The Department for Education recently published it’s ‘Character Education Framework’- guidance on character education and development for pupils outside of academia.
But what does character education mean in practice for school leaders and teachers and how can we foster a genuine and meaningful culture in our schools that develops character in the pupils that we serve?
‘Character is simply habits long continued’- Plato.
Pupils spend a large part of their lives in school, so we as educators are uniquely placed to not only impact our pupil’s academic development but to positively impact their development as human beings.
Instilling long-standing habits, as Plato postulates, helps us to shape our pupils and to ensure their behaviour and choices are rooted in qualities that will give them a strong set of core values and a sound sense of self.
When we truly reflect on what character is, this pursuit seems rather high stakes but with the right school culture, we can create environments where our pupils flourish both academically and personally. Here are three things we can do as schools to achieve this feat:
- Having the conversations- a PSHE curriculum that complements learning
When people think of character development in schools, they often default to thinking about ‘Circle Time’ or PSHE as the main arenas for this kind of learning. These subjects are crucial in the development of character, but they become even more powerful when they are meaningfully connected to subject matter across the curriculum. Explicit conversations about character, just like explicit instruction in knowledge acquisition in any subject, is crucial for understanding. For pupils to truly appreciate empathy, for example, we need to explain to them what empathy is, the thinking required to achieve an empathetic viewpoint and the consequences of a lack of empathy. This, of course, can be achieved through a discrete PSHE lesson but can also be achieved through English Literature and through the exploration of the expeditions of Don Quixote or the trials and tribulations of Bilbo Baggins. Similarly, conversations about the importance of charity and service to others can be prompted from an RE lesson on the concept of Tzedakah- the idea of philanthropy as seen as social justice by those of the Jewish faith. A PSHE curriculum that permeates across all subjects in the curriculum can ensure these big ideas are developed in context and as part of broader schemas of understanding.

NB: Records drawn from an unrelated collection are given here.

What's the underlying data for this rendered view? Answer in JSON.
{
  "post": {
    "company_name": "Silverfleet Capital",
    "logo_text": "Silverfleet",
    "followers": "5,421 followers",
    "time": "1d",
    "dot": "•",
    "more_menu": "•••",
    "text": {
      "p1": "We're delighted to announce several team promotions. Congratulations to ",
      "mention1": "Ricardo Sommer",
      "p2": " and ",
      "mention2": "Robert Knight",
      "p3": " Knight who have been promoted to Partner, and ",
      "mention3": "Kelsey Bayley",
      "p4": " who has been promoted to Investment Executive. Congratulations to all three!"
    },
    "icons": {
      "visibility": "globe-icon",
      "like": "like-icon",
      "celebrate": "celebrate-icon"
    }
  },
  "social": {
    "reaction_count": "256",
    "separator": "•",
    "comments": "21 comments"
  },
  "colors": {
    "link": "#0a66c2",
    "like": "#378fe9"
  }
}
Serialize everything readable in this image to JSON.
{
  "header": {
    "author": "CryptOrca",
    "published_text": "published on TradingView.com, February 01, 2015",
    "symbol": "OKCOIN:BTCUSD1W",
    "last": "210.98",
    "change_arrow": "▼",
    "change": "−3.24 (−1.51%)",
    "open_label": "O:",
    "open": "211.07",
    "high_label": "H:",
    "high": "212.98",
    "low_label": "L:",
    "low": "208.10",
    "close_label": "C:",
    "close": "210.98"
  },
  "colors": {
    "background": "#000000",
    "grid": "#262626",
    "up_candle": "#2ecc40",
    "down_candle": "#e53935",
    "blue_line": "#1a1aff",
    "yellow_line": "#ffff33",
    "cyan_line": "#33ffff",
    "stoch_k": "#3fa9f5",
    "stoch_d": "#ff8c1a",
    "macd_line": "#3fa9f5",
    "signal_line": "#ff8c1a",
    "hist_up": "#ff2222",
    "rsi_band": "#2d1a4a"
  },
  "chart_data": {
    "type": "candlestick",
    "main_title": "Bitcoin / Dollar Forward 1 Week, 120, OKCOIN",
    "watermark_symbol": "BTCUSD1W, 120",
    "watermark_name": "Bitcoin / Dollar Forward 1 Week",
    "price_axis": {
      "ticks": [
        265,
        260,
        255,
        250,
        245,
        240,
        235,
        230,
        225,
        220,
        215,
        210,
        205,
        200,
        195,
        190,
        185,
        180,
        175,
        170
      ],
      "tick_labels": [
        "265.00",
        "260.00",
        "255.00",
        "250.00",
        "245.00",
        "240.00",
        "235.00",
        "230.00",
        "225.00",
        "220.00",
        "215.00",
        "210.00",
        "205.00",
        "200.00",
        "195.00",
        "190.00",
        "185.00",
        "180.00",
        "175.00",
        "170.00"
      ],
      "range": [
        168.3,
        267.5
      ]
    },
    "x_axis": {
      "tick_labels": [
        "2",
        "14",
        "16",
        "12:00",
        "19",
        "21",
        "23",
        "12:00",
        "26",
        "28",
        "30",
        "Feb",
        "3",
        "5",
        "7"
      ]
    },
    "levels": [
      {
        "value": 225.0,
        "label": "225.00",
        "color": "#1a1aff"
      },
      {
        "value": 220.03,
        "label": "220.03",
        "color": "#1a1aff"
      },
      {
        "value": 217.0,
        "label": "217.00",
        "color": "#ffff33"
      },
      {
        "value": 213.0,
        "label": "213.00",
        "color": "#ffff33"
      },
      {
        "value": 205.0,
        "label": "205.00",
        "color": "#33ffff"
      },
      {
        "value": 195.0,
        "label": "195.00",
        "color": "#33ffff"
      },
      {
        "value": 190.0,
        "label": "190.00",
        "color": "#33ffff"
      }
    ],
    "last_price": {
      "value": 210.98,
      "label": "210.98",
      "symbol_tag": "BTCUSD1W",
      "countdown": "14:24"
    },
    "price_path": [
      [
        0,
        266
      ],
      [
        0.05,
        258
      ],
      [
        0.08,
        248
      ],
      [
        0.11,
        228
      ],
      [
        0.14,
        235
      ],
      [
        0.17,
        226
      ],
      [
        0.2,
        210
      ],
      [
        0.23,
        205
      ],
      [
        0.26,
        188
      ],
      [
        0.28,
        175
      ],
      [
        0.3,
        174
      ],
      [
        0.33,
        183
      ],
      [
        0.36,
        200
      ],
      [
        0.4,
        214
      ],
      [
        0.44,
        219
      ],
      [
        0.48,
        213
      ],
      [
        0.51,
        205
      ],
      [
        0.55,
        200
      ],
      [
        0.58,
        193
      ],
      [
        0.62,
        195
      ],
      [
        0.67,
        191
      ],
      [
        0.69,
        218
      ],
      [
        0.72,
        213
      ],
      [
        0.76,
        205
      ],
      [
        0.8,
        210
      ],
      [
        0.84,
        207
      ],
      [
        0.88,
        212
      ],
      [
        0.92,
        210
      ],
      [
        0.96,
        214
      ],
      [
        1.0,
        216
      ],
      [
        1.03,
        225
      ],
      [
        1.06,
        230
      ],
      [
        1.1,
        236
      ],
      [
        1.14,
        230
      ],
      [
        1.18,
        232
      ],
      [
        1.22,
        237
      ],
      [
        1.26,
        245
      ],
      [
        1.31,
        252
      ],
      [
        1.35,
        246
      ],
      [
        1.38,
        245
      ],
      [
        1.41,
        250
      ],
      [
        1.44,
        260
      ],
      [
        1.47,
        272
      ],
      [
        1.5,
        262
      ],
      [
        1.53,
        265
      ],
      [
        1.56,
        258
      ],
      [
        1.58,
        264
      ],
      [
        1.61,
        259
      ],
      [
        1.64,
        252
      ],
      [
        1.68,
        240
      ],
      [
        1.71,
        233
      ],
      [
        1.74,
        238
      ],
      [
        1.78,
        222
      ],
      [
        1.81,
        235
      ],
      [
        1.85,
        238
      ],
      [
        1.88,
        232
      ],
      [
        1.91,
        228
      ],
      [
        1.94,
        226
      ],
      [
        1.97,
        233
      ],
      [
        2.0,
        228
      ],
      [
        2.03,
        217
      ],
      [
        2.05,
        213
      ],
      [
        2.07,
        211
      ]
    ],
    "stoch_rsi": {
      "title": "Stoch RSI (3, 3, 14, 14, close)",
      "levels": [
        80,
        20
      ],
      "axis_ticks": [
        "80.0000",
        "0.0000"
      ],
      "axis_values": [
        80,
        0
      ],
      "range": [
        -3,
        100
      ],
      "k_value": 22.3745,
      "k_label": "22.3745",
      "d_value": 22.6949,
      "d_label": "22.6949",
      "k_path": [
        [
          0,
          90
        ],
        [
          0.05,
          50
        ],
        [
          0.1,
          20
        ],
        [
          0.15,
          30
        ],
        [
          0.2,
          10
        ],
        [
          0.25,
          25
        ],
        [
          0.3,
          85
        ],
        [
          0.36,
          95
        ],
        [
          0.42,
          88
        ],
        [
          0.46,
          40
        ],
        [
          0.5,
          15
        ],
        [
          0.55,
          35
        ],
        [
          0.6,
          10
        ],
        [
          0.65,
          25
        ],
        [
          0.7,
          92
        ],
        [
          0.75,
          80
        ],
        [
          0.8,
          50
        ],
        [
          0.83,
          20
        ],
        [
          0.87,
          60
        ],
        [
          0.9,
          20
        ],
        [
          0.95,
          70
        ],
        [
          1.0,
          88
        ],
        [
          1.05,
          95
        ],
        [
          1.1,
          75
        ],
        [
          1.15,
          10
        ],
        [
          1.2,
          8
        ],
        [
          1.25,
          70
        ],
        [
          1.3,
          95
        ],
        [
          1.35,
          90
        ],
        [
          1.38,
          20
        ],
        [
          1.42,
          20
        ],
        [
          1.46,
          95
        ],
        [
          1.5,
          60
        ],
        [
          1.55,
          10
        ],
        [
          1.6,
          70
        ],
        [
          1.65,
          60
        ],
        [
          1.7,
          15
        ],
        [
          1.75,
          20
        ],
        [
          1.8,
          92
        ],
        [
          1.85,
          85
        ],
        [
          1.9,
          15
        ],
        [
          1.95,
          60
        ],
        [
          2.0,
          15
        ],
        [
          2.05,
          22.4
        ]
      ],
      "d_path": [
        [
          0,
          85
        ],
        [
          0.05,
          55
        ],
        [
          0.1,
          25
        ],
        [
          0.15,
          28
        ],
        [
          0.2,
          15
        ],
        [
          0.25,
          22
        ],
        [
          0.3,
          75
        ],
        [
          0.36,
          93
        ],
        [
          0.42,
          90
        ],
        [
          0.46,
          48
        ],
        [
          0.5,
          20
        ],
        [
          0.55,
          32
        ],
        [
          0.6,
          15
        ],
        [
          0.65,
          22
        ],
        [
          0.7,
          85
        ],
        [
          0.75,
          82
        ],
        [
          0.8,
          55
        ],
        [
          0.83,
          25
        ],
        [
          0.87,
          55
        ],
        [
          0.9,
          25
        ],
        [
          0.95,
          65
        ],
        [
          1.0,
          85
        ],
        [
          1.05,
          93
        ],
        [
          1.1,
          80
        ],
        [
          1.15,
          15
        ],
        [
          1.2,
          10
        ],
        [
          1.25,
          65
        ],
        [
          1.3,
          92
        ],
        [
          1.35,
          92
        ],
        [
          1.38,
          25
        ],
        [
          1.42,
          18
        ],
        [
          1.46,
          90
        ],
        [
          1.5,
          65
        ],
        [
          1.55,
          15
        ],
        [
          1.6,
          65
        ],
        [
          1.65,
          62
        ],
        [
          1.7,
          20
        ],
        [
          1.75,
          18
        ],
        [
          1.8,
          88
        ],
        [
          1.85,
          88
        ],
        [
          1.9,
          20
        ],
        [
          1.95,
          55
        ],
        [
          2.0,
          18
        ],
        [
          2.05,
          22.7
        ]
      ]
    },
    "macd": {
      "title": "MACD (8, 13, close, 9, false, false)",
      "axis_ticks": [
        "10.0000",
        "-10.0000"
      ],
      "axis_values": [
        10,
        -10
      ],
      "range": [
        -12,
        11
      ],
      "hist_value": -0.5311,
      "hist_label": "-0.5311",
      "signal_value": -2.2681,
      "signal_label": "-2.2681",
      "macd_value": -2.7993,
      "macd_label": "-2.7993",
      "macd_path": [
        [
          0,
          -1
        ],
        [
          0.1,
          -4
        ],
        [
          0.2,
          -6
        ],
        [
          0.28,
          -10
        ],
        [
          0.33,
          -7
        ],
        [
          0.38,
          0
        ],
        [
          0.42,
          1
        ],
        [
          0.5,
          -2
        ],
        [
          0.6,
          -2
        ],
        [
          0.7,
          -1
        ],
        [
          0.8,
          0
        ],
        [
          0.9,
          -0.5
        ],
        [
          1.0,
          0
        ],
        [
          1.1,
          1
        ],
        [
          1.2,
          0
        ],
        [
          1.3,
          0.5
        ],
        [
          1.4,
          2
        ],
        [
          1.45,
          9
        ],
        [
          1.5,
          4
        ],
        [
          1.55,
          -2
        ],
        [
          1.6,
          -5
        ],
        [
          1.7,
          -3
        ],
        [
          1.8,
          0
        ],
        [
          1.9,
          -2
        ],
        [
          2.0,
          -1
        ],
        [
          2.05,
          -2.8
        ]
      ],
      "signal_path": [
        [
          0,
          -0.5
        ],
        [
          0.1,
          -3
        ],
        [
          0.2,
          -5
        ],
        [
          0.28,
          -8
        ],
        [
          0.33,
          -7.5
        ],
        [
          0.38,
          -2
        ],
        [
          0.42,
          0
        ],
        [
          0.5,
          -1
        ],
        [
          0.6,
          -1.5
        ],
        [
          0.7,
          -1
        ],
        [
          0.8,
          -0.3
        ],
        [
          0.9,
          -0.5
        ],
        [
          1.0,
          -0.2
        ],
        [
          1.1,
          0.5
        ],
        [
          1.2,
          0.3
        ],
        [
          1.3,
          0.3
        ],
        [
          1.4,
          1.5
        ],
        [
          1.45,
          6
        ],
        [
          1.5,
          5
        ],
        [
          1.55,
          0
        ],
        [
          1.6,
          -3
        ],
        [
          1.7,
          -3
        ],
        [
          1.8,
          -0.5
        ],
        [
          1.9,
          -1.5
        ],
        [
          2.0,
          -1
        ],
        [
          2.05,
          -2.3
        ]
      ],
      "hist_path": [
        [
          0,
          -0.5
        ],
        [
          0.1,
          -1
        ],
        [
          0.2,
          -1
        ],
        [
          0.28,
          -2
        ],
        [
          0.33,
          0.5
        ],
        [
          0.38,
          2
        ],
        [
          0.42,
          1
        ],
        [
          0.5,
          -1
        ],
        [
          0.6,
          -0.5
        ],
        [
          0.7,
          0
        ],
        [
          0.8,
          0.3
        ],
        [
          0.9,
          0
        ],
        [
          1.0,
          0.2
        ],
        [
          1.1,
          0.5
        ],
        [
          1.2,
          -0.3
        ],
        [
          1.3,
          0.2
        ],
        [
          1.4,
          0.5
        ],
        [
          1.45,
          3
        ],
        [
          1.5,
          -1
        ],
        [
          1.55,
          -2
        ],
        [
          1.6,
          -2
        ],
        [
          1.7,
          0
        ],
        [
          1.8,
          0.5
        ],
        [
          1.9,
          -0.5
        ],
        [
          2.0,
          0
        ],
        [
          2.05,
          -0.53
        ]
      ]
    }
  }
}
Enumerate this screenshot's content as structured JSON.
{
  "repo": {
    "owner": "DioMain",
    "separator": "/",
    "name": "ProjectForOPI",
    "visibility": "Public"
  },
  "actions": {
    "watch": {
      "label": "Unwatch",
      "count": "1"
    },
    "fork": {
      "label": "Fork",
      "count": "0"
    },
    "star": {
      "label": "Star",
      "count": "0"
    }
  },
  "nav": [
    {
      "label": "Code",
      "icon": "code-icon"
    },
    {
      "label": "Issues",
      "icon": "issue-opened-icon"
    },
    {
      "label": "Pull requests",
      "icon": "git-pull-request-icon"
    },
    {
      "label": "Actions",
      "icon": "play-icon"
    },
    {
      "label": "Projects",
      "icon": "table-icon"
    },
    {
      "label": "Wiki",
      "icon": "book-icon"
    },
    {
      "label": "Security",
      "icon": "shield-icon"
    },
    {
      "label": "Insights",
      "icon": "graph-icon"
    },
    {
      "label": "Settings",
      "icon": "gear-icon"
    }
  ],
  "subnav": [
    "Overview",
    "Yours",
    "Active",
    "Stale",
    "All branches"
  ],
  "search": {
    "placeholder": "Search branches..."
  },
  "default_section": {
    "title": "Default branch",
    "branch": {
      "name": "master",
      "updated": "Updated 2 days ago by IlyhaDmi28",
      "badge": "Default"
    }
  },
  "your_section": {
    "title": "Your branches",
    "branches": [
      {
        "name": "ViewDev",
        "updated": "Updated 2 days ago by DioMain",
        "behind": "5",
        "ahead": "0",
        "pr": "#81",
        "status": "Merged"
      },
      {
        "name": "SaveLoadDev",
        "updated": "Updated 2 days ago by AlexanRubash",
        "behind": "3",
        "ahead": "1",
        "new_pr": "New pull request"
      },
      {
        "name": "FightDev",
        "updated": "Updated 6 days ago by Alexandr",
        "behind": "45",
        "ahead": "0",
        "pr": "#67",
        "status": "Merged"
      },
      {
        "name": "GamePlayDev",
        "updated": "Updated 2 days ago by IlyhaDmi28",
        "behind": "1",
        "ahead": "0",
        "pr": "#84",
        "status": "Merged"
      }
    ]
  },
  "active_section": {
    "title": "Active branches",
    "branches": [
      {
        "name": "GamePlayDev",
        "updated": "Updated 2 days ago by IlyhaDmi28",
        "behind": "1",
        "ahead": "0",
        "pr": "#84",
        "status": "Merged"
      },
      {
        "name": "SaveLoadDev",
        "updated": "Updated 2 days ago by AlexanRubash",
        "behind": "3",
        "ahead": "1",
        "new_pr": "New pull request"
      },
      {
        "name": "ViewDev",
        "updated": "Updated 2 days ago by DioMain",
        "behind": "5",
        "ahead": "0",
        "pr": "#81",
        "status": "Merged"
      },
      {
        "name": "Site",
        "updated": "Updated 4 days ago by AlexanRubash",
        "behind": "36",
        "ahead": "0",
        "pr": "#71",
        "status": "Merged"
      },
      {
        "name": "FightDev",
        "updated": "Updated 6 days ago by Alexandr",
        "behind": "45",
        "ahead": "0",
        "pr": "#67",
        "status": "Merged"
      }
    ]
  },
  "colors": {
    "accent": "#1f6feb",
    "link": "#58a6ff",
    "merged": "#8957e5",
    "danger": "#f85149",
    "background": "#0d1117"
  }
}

- Modelling character- showing pupils how it’s done
Teaching is often compared to acting in the theatre - being ‘on stage’ for extended periods and performing. The two professions do indeed have similarities. But it’s in those brief moments at the theatre when the lights go down and you see the shadows of the actors shuffling around behind the curtain that the illusion of the show disappears, and you realise it’s just an act. Just like that, during ‘downtime’ from teaching, when you’re interacting with other teachers, walking from one end of the school to the other or grabbing a bite in the canteen, that pupils see how we behave as humans. It's in these moments that we teach our pupils something - unintentionally. This goes both ways; it’s about being open when we get it right but also when we get it wrong. It’s about sharing that vulnerable, human side of us that we all have in common so that pupils can see the complexities of character and can see how the demands on us can try our patience and test our strength of character. When we discuss kindness and compassion with our pupils, we teach them a concept. When we show kindness and compassion to our pupils, we teach them the skill of employing these virtues in the real world day-to-day. And as we well know, demonstrating how something is done explicitly to our pupils repeatedly is the best way for it to embed in their long- term memory and, when it comes to character traits, their long-term habits.
- Exploring great character- case studies of those who have come before
Opportunities to demonstrate our values and virtues can enrich pupils’ understanding of character but isn’t always possible in our busy school day. Luckily, we have a wealth of truly great individuals to turn to straight from our history books. Exploring case studies of individuals can provide insight into how people have shown character in the most testing of times. In our school, each class is named after a noteworthy role model who is studied by the pupils when they join the class in September. Giving pupils the opportunity to look across historical eras allows them to gain a true appreciation of what connects us to these truly spectacular individuals- our capability to adopt the outlooks and mental attitude they had to overcome and to achieve. In Year 2, our pupils study Dr Martin Luther King Jr and the courage he showed during the civil rights movement. In Year 5, our pupils learn about how Emeline Pankhurst organised the suffragette movement through sheer determination and faith. They come to realise what these values meant for society and the impact one’s character can have on the world.
Through this they come to see that character is timeless and can help them to not only take their place in the world but to make a real and lasting difference in it.